We know that even fabric masks offer some variable protection for the wearer, but I think the bigger issue is that the CDC has to reiterate this to get people to wear a mask. Meaning that we’ve had to move beyond source control, but now personal gain to get ppl to mask up. https://t.co/KlIornrdEQ— Dr. Saskia Popescu (@SaskiaPopescu) November 11, 2020
We all need to do our part. At the end of the day, I hope this encourages people to wear masks. I just wish we didn't have to encourage people to care for their communities by appealing to individual interests.— Dr. Angela Rasmussen (@angie_rasmussen) November 11, 2020
What’s the explanation?
Stating that multi-layer cloth masks block the release of exhaled respiratory particles into the environment, along with the microorganisms these particles carry, the experts suggest that cloth masks not only effectively block most large droplets (20-30 microns and larger), they can also block the exhalation of fine droplets and particles.
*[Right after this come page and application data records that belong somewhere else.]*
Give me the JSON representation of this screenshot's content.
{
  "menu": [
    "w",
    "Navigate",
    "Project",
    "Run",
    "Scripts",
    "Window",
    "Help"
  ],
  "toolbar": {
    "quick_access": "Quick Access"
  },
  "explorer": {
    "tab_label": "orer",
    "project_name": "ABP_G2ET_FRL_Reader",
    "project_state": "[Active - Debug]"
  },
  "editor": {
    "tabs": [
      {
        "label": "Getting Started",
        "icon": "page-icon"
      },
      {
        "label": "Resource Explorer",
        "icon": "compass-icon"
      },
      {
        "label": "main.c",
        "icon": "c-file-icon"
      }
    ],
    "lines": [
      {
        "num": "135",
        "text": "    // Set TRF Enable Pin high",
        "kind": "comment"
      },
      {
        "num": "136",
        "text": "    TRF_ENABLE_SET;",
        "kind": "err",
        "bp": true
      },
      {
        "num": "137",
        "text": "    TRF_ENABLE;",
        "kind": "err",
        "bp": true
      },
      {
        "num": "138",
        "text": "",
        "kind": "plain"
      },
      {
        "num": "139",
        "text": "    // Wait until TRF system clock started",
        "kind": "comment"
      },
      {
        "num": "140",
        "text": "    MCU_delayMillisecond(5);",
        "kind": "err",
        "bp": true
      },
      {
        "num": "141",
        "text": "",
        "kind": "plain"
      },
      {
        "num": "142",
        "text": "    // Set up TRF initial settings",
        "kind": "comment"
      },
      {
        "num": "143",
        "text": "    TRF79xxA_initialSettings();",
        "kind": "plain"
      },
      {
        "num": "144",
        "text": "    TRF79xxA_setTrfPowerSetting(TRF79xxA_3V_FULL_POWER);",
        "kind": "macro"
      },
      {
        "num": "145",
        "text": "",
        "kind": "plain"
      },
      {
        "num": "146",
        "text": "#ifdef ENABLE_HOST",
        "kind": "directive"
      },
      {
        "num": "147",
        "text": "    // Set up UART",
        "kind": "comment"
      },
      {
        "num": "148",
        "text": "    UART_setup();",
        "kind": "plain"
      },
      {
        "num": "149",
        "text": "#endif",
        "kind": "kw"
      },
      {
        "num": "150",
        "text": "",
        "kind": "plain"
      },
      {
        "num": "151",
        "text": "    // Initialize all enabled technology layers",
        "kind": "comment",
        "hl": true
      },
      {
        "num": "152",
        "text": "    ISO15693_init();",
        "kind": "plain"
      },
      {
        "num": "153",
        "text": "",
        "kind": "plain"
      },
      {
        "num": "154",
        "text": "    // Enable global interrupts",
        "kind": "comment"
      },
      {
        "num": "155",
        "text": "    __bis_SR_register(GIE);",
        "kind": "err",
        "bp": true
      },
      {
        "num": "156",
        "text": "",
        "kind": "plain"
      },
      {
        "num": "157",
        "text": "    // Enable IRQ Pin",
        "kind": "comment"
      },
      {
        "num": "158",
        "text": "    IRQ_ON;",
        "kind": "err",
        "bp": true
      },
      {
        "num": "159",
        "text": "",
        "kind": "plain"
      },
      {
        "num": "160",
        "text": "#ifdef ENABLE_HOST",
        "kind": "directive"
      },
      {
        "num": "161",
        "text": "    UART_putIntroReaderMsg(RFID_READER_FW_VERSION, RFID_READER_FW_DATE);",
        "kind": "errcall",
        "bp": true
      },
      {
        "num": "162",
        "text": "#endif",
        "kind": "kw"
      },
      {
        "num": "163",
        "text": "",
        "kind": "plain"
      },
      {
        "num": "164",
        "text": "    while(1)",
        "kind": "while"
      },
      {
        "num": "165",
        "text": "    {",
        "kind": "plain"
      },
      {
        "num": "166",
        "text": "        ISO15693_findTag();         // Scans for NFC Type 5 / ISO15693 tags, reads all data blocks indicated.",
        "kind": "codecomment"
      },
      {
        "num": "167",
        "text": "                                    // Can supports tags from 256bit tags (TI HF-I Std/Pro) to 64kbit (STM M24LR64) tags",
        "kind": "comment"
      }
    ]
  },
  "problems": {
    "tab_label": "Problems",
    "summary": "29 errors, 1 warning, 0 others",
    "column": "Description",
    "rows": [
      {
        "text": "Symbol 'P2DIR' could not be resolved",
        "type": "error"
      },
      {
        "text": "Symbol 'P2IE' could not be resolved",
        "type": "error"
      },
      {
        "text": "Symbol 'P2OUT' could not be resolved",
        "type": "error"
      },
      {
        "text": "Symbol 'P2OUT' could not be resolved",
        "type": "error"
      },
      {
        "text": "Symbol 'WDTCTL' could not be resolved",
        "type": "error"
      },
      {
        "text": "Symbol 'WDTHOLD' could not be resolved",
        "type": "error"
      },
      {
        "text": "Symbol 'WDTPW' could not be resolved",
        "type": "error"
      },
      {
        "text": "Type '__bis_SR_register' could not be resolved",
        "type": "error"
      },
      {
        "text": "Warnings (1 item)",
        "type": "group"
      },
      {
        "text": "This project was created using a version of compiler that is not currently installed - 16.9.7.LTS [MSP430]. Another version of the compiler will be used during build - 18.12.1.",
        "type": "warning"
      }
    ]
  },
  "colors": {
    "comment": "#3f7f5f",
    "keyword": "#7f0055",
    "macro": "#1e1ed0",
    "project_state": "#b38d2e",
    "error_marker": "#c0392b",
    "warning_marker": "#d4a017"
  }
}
Often referred to as aerosols, these fine particles are smaller than 10 microns, which increase in number with the volume of speech and specific types of phonation.
“Multi-layer cloth masks can both block up to 50-70% of these fine droplets and particles and limit the forward spread of those that are not captured. Upwards of 80% blockage has been achieved in human experiments that have measured blocking of all respiratory droplets, with cloth masks in some studies performing on par with surgical masks as barriers for source control,” notes the advisory.
On the subject of personal protection, the document cites studies that have demonstrated that cloth mask materials can also reduce wearers’ exposure to infectious droplets through filtration, including filtration of fine droplets and particles less than 10 microns. “Multiple layers of cloth with higher thread counts have demonstrated superior performance compared to single layers of cloth with lower thread counts, in some cases filtering nearly 50% of fine particles less than 1 micron,” it adds.
What do studies say?
The new document lists several studies regarding the “real-world” effectiveness of community masking. For instance, it cites the example of an investigation of a high-exposure event, in which two symptomatically ill hair stylists interacted for an average of 15 minutes with each of 139 clients for 8 days. The researchers found that none of the 67 clients who subsequently consented to an interview and testing developed an infection. The stylists and all clients universally wore masks in the salon as required by local ordinance and company policy at the time.
Another report of an outbreak aboard the USS Theodore Roosevelt, an “environment notable for congregate living quarters and close working environments,” found that the use of face coverings on-board was associated with a 70% reduced risk.
Investigations involving infected passengers aboard flights longer than 10 hours strongly suggest that masking prevented in-flight transmissions, as “demonstrated by the absence of infection” developing in other passengers and crew in the 14 days following exposure, says the CDC.